So I did a bunch of rocking and settling and more rocking, just for fun. Between the softness of the mud and the amount of water still left at low tide, it worked like a charm. Eventually the boat wouldn’t rock, and was no longer shifting in the wind, but it was nicely upright. The tide didn’t go out a whole lot further, but it was pleasant to be level for that hour – and not bounced around by any waves at all – and it was great fun to think that the boat had dug a hole in the soft mud! For an added bonus, I was indeed far enough in behind my protecting point to have a bit less rolling when the water came back up, and the water was so shallow that for quite a while I knew for absolute sure that nobody was going to run into the boat!

As it turned out, the high tide in the middle of the night was pretty peaceful as far as waves, and the cove was very peaceful in other ways, and perfectly lovely. Just now the tide is almost high again, and there is more rolling than there was in the night, but not as much as yesterday midday. So I’m considering the exercise a success, at least so far.

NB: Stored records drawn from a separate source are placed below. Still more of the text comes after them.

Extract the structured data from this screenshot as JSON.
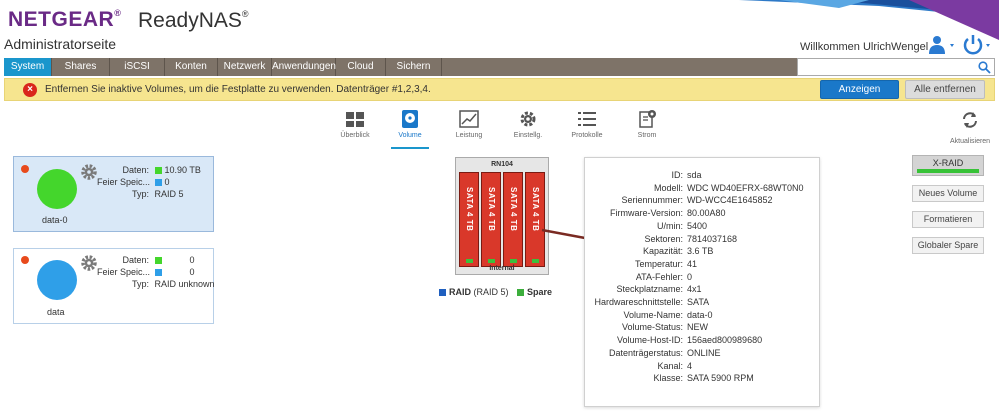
{
  "header": {
    "brand": "NETGEAR",
    "brand_reg": "®",
    "product": "ReadyNAS",
    "product_reg": "®",
    "subtitle": "Administratorseite",
    "welcome": "Willkommen UlrichWengel"
  },
  "nav": {
    "tabs": [
      "System",
      "Shares",
      "iSCSI",
      "Konten",
      "Netzwerk",
      "Anwendungen",
      "Cloud",
      "Sichern"
    ],
    "active": "System",
    "search_placeholder": ""
  },
  "alert": {
    "text": "Entfernen Sie inaktive Volumes, um die Festplatte zu verwenden. Datenträger #1,2,3,4.",
    "show_button": "Anzeigen",
    "remove_all_button": "Alle entfernen"
  },
  "subtabs": {
    "overview": "Überblick",
    "volume": "Volume",
    "performance": "Leistung",
    "settings": "Einstellg.",
    "logs": "Protokolle",
    "power": "Strom",
    "refresh": "Aktualisieren"
  },
  "volumes": [
    {
      "name": "data-0",
      "color": "#44d62c",
      "data_label": "Daten:",
      "data_value": "10.90 TB",
      "free_label": "Feier Speic...",
      "free_value": "0",
      "type_label": "Typ:",
      "type_value": "RAID 5"
    },
    {
      "name": "data",
      "color": "#2f9fe8",
      "data_label": "Daten:",
      "data_value": "0",
      "free_label": "Feier Speic...",
      "free_value": "0",
      "type_label": "Typ:",
      "type_value": "RAID unknown"
    }
  ],
  "device": {
    "model": "RN104",
    "bay_label": "SATA 4 TB",
    "internal_label": "Internal"
  },
  "legend": {
    "raid_label": "RAID",
    "raid_detail": "(RAID 5)",
    "spare_label": "Spare"
  },
  "disk_details": [
    {
      "k": "ID:",
      "v": "sda"
    },
    {
      "k": "Modell:",
      "v": "WDC WD40EFRX-68WT0N0"
    },
    {
      "k": "Seriennummer:",
      "v": "WD-WCC4E1645852"
    },
    {
      "k": "Firmware-Version:",
      "v": "80.00A80"
    },
    {
      "k": "U/min:",
      "v": "5400"
    },
    {
      "k": "Sektoren:",
      "v": "7814037168"
    },
    {
      "k": "Kapazität:",
      "v": "3.6 TB"
    },
    {
      "k": "Temperatur:",
      "v": "41"
    },
    {
      "k": "ATA-Fehler:",
      "v": "0"
    },
    {
      "k": "Steckplatzname:",
      "v": "4x1"
    },
    {
      "k": "Hardwareschnittstelle:",
      "v": "SATA"
    },
    {
      "k": "Volume-Name:",
      "v": "data-0"
    },
    {
      "k": "Volume-Status:",
      "v": "NEW"
    },
    {
      "k": "Volume-Host-ID:",
      "v": "156aed800989680"
    },
    {
      "k": "Datenträgerstatus:",
      "v": "ONLINE"
    },
    {
      "k": "Kanal:",
      "v": "4"
    },
    {
      "k": "Klasse:",
      "v": "SATA 5900 RPM"
    }
  ],
  "right_panel": {
    "xraid": "X-RAID",
    "new_volume": "Neues Volume",
    "format": "Formatieren",
    "global_spare": "Globaler Spare"
  },
  "colors": {
    "nav_bg": "#7e7368",
    "nav_active": "#1a96cc",
    "alert_bg": "#f6e58f",
    "primary": "#1a78c9",
    "brand": "#6a2a86",
    "raid": "#1f5fbf",
    "spare": "#3cae3c",
    "status_error": "#e84a1c"
  }
}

This morning I went out and set the second anchor – insurance for the extra high winds that were forecast for this morning, and in a good spot for when the wind goes around to the northwest tonight. If all goes well, tomorrow will be a sailing day, in one of those fine, fall northwest winds. Here’s hoping!